AB - Background. Interest in the determinants of "successful aging" is growing. Nonetheless, successful aging remains ill defined, and its appropriate measurement is hotly contested. Most studies have focused on the absence of disability or deficits in physical performance as outcomes. The present study extends this research by using the Health Utilities Index Mark 3 (HUI3), a multidimensional measure of health status, to examine the maintenance of exceptionally good health among older participants in the Canadian National Population Health Survey (1994-2004). Methods. The maintenance of exceptionally good health in old age was examined prospectively among 2432 individuals (65-85 years old at baseline) who met the inclusion criteria. The participants were classified into one of four health trajectories: thrivers (who maintained exceptional health with no or only mild disability), nonthrivers (who experienced a moderate or severe disability), the deceased, and the institutionalized. Results. In 10 years of follow-up, 190 (8%) were thrivers (HUI3 score ≥ 0.89 at all interviews), 1076 (47%) were nonthrivers, 893 (36%) died, and 273 (9%) were institutionalized. The maintenance of exceptionally good health among the elderly participants was related to younger age at baseline, socioeconomic status (higher income), psychosocial factors (including lower psychological distress), and behavioral factors (never smoked and moderate alcohol use). Conclusions. The maintenance of exceptionally good health in old age is related, at least in part, to modifiable lifestyle factors. However, elevated socioeconomic status also distinguishes those who are able to maintain exceptionally good health.

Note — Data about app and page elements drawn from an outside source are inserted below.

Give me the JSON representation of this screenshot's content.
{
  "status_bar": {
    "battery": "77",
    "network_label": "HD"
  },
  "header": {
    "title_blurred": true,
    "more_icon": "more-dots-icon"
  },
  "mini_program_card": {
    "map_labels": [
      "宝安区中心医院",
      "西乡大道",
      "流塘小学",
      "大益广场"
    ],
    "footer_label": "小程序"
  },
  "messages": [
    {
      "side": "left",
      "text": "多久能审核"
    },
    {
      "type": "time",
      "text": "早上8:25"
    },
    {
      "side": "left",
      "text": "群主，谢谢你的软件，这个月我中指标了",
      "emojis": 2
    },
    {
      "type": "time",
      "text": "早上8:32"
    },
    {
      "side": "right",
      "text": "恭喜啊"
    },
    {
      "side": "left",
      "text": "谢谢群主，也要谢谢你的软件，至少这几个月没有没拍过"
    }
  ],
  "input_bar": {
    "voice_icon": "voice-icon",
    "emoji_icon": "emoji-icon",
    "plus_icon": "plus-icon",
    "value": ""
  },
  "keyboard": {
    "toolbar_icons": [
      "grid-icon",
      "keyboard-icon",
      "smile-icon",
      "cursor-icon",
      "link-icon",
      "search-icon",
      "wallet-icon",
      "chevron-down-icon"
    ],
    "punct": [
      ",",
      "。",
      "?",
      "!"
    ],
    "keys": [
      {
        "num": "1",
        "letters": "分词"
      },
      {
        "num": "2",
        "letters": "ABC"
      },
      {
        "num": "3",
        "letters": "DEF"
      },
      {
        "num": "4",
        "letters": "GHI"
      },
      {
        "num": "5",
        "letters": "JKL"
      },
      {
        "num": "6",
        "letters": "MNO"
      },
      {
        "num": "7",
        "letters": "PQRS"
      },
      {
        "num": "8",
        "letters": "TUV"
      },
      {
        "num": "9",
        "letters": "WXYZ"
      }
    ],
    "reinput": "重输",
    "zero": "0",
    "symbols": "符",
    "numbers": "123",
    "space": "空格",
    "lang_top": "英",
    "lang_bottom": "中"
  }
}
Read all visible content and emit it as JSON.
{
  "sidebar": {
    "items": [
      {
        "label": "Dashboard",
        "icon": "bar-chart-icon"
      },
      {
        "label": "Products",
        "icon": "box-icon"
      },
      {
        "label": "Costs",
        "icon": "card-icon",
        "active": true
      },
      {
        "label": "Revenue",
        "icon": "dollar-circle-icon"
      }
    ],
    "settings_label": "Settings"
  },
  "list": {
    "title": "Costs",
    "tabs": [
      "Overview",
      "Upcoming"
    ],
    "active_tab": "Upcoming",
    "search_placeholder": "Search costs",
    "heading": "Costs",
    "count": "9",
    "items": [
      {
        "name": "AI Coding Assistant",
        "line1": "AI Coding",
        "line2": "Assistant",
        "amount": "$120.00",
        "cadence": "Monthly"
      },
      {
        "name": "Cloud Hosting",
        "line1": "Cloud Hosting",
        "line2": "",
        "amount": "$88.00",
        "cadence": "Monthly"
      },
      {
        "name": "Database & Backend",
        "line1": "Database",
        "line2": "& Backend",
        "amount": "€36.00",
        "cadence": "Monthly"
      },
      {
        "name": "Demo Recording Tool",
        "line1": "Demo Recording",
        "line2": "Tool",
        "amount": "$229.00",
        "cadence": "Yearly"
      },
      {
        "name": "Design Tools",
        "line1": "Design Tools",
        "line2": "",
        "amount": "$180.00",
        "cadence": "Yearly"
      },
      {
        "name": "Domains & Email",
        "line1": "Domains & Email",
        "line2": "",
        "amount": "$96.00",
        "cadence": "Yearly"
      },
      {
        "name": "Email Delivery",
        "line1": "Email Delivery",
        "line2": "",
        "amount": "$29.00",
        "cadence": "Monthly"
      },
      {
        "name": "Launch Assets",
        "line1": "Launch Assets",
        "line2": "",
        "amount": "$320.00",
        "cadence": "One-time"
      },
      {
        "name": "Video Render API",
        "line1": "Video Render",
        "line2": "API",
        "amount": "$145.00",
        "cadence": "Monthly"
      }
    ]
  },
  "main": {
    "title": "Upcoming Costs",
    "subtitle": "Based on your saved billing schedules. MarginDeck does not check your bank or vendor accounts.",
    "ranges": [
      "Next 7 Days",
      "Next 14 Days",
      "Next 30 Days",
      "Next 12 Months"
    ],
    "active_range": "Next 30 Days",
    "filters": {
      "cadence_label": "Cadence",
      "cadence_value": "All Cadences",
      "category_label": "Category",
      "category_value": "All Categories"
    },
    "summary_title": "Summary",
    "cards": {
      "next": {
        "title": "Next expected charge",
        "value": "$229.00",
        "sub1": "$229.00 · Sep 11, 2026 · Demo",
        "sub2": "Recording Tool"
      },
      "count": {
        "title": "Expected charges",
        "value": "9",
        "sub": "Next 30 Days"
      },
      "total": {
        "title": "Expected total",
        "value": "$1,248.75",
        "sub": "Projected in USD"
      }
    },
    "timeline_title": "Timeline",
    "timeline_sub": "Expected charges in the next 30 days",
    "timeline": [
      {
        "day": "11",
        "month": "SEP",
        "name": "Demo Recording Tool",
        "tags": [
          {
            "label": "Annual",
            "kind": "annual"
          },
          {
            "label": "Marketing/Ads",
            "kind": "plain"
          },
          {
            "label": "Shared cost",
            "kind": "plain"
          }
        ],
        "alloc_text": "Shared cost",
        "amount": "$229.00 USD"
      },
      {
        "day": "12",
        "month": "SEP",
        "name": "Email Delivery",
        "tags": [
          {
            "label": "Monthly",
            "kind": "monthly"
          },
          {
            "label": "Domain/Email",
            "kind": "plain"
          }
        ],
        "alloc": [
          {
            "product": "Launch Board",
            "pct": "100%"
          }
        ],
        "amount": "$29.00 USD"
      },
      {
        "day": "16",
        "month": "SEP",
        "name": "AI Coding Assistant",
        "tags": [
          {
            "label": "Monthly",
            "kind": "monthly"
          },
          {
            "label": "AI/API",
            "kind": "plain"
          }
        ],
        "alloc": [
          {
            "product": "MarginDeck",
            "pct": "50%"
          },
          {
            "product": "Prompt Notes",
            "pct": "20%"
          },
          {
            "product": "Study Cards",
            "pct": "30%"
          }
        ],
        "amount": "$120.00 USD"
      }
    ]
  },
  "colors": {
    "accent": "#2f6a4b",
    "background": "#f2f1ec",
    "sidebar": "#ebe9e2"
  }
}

KW - Aging

KW - Epidemiology

KW - Longitudinal

KW - Population health

UR - http://www.scopus.com/inward/record.url?scp=55949107020&partnerID=8YFLogxK

UR - http://www.scopus.com/inward/citedby.url?scp=55949107020&partnerID=8YFLogxK

M3 - Article

C2 - 18948561

AN - SCOPUS:55949107020

VL - 63

SP - 1097

EP - 1104

JO - Journals of Gerontology - Series A Biological Sciences and Medical Sciences

JF - Journals of Gerontology - Series A Biological Sciences and Medical Sciences

SN - 1079-5006

IS - 10

ER -